Editorial work increasingly led to commissions for François’ dashing and informal illustrations in advertising. He created the famous knight in armour for Mazda lightbulbs, and his drawings were used to advertise products from Gillette, Olivetti, Shell, Kodak, Citroën — for the Citroën 2CV he drew a horse with two heads — Pirelli and Perrier, among others.
His work, bubbling with animals, circus performers, ringmasters, clowns, strong men, acrobats, tattooed sailors and seductive women, was eagerly commissioned in the theatrical world too. His work with Roland Petit for the Ballets de Paris in 1957 led to commissions to design costumes and sets for Royal Shakespeare Company productions, including The Merry Wives of Windsor in 1956.

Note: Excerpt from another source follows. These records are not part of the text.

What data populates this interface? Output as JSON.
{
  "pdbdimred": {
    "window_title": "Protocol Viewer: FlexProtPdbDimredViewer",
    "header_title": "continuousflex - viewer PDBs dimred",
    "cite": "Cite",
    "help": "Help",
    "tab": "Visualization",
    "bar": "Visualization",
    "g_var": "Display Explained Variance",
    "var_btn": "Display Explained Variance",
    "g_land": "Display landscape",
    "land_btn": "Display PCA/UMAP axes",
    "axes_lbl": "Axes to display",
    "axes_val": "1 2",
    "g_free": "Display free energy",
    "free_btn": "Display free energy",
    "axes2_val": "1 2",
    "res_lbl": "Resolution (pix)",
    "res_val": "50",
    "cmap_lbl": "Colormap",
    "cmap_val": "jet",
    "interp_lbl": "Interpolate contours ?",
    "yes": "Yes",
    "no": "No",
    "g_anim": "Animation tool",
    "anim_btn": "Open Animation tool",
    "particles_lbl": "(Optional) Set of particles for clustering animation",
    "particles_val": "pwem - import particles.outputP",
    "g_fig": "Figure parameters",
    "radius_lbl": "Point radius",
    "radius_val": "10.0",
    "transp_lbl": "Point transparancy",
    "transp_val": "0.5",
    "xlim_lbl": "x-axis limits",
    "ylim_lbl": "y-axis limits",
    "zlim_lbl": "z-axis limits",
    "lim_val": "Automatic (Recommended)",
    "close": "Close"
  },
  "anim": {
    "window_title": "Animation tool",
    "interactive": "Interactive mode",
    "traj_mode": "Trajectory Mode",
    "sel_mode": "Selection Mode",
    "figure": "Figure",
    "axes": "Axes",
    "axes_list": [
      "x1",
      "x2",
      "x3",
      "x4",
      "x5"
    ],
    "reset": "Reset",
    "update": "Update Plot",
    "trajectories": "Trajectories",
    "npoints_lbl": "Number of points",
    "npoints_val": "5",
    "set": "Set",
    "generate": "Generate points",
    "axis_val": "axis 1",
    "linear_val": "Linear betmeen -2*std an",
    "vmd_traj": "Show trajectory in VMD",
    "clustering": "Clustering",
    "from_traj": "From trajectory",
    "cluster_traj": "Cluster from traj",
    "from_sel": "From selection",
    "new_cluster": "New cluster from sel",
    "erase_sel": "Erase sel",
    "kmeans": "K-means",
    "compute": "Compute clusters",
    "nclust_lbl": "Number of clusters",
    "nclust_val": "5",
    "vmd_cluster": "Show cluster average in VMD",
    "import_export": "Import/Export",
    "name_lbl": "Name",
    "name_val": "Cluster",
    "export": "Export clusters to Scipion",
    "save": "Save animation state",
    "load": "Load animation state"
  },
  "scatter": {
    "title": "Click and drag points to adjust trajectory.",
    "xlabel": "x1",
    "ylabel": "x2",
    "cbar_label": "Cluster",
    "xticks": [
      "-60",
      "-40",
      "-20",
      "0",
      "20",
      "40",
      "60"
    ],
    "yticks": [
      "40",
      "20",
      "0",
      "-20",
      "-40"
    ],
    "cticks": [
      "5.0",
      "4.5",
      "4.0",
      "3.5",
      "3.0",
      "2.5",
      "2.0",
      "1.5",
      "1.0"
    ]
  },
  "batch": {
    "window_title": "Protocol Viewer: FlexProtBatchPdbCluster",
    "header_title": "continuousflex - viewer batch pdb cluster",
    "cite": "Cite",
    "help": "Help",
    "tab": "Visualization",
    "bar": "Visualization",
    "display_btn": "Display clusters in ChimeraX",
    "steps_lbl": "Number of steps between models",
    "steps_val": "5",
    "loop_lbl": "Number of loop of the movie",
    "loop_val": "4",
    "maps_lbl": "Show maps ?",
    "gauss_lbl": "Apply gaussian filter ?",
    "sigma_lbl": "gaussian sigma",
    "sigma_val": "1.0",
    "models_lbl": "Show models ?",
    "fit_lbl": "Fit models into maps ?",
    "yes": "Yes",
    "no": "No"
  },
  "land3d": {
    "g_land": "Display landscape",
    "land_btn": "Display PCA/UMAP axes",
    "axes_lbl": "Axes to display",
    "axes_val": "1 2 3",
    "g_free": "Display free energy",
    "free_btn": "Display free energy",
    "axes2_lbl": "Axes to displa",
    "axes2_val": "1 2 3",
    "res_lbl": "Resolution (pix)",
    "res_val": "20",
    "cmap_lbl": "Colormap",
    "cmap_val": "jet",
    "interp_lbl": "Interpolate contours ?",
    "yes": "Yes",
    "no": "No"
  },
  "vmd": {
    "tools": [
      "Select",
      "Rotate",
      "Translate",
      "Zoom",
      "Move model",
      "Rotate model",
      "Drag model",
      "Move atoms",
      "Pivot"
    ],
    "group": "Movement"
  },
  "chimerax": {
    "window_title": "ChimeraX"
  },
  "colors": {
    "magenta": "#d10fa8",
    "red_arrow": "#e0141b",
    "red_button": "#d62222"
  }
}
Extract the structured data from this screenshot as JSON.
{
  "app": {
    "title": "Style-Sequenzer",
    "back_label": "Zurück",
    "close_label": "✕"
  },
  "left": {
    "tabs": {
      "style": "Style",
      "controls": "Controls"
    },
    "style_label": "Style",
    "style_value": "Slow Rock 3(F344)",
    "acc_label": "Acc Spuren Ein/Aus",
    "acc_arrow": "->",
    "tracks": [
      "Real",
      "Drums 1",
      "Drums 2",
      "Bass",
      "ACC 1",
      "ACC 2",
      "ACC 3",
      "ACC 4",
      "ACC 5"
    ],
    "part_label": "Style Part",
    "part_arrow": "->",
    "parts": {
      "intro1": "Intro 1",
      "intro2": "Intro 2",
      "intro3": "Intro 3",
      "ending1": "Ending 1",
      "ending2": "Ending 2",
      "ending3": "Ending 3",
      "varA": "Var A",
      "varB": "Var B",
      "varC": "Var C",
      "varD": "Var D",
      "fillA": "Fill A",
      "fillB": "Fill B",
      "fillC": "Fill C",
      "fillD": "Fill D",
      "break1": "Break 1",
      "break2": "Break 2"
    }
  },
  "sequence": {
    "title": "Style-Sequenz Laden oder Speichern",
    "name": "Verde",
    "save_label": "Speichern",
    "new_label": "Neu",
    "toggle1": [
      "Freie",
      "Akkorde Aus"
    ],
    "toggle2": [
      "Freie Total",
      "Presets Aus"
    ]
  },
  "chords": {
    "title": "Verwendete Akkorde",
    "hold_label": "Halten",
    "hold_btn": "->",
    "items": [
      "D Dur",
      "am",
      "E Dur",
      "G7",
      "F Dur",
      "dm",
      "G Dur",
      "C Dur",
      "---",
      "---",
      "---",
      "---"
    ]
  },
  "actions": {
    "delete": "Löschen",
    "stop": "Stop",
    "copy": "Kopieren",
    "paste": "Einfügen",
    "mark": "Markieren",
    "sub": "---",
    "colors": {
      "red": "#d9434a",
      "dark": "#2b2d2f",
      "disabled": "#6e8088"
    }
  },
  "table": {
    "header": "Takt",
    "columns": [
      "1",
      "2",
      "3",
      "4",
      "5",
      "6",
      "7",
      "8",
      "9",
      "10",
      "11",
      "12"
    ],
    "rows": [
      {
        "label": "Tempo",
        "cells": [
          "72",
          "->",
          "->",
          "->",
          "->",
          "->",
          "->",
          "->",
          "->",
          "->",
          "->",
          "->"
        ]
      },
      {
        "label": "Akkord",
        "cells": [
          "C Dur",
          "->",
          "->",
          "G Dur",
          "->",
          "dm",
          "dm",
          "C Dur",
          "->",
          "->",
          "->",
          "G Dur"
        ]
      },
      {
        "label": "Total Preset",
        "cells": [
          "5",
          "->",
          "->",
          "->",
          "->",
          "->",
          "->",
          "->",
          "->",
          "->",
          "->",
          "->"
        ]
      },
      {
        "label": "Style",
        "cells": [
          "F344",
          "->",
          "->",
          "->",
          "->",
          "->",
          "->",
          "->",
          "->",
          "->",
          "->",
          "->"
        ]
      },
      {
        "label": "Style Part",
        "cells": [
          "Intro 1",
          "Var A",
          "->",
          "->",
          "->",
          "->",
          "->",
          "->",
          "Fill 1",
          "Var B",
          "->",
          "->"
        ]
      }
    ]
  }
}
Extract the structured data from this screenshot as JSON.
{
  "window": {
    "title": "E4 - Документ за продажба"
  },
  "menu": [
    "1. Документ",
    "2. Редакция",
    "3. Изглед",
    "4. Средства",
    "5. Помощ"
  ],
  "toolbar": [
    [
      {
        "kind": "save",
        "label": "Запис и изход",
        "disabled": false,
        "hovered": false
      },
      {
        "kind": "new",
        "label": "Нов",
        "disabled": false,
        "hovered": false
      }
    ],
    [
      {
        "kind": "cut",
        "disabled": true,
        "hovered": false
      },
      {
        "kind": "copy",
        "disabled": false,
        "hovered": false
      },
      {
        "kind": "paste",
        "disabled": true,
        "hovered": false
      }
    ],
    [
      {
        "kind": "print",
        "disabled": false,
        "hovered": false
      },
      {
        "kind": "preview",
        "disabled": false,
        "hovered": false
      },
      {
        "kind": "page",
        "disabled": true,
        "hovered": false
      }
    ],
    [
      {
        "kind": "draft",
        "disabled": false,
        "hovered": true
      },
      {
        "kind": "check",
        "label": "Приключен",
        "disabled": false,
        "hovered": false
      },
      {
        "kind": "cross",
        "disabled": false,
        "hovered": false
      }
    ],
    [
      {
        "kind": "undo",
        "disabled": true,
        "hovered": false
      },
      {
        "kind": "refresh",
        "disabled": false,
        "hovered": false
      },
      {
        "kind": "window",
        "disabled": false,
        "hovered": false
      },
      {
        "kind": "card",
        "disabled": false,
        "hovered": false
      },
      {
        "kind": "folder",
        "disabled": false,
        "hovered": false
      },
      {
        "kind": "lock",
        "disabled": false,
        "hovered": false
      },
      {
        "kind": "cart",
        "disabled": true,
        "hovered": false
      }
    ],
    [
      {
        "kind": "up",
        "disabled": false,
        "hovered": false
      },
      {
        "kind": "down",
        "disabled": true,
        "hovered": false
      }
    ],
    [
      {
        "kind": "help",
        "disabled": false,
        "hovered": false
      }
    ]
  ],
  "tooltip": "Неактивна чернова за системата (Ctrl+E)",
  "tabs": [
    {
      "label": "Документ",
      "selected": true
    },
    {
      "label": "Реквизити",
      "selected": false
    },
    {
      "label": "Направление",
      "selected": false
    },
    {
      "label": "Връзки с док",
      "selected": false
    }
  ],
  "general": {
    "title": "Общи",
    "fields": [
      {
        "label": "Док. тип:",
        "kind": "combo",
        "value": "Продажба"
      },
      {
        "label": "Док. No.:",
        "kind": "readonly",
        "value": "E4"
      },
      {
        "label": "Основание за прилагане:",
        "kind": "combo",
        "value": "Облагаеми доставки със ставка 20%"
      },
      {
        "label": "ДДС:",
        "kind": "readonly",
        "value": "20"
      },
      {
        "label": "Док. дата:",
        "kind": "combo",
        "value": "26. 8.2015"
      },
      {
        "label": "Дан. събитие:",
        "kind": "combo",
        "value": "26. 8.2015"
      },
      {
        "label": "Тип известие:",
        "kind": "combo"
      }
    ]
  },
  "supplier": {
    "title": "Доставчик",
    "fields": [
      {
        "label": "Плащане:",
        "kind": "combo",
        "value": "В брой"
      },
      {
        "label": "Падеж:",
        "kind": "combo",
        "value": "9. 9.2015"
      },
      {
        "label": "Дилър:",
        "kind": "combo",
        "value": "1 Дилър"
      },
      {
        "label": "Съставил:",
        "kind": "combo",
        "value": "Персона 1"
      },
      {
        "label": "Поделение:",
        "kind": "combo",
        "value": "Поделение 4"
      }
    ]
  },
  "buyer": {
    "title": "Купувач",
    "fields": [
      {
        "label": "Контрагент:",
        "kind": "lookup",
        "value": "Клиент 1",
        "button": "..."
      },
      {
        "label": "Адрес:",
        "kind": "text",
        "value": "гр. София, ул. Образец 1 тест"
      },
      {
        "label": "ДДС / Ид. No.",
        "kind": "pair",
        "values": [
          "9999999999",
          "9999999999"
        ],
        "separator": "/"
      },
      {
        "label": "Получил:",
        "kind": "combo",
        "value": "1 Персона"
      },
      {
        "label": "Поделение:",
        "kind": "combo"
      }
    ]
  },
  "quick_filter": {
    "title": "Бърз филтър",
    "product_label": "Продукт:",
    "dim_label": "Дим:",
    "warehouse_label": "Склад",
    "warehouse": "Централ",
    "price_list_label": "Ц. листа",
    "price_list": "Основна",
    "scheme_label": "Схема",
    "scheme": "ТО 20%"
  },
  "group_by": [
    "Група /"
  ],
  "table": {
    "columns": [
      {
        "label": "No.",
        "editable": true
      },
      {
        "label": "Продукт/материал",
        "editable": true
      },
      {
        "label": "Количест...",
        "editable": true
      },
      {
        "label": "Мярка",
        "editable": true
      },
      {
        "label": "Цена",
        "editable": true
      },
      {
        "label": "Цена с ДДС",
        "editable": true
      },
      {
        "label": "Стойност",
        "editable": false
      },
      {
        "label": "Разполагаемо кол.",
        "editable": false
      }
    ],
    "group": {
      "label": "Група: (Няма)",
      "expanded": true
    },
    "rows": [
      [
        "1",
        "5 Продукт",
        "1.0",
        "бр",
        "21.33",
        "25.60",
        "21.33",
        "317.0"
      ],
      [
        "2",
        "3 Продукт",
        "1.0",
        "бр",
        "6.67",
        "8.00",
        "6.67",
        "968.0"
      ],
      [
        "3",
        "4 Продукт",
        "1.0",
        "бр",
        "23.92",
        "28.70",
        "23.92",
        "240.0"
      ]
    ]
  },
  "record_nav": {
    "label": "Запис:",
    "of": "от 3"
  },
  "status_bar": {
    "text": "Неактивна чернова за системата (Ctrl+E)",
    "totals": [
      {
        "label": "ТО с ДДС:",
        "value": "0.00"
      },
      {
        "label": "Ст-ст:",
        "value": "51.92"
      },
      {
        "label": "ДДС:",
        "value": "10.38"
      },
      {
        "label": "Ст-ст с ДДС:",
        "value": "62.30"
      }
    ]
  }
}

François liked his clients to give him his head — “I work best with a loose rein and less fixed concept at the outset,” he once said. “All my work for The New Yorker, for instance, was done within an easy, informal arrangement that laid down no guidelines. I once had a rather similar arrangement for book covers with Penguin Books — the art editor, Germano Facetti, allowed me to choose from the list of forthcoming titles.”
Perhaps because of this freedom — which few illustrators would have dared demand — he created memorable covers for books by writers such as Nigel Dennis, William Faulkner, William Golding, Franz Kafka, James Joyce and others.
He also evolved his own working practices. For example, he never submitted a selection of roughs from which a client could choose — instead, he would send his best idea and win the commission or be rejected. “I lost a few jobs that way,” he said, “but I preferred that to the alternative.”
Commercial success brought him the freedom to paint in a more experimental manner and to produce his painted assemblages of found objects.
On the night of December 7-8, 2002, his studio and almost all its contents, including most of his sculptures, were destroyed by fire. Fortunately for posterity, the photographer Sarah Moon had made a short film of the artist in his studio not long before the fire. What little of his work that did survive the conflagration was shown the following year at the Bibliothèque Forney, Paris; the exhibition catalogue, André François, Affiches et Graphisme 2003, listed all his printed works and a handful of his painted constructions. A further exhibition of his work, assembled after an appeal for contributions was launched on the internet, was held at the Centre Georges Pompidou, Paris, in 2004, under the title L’épreuve du feu (trial by fire).
His wife, their daughter and their son survive him.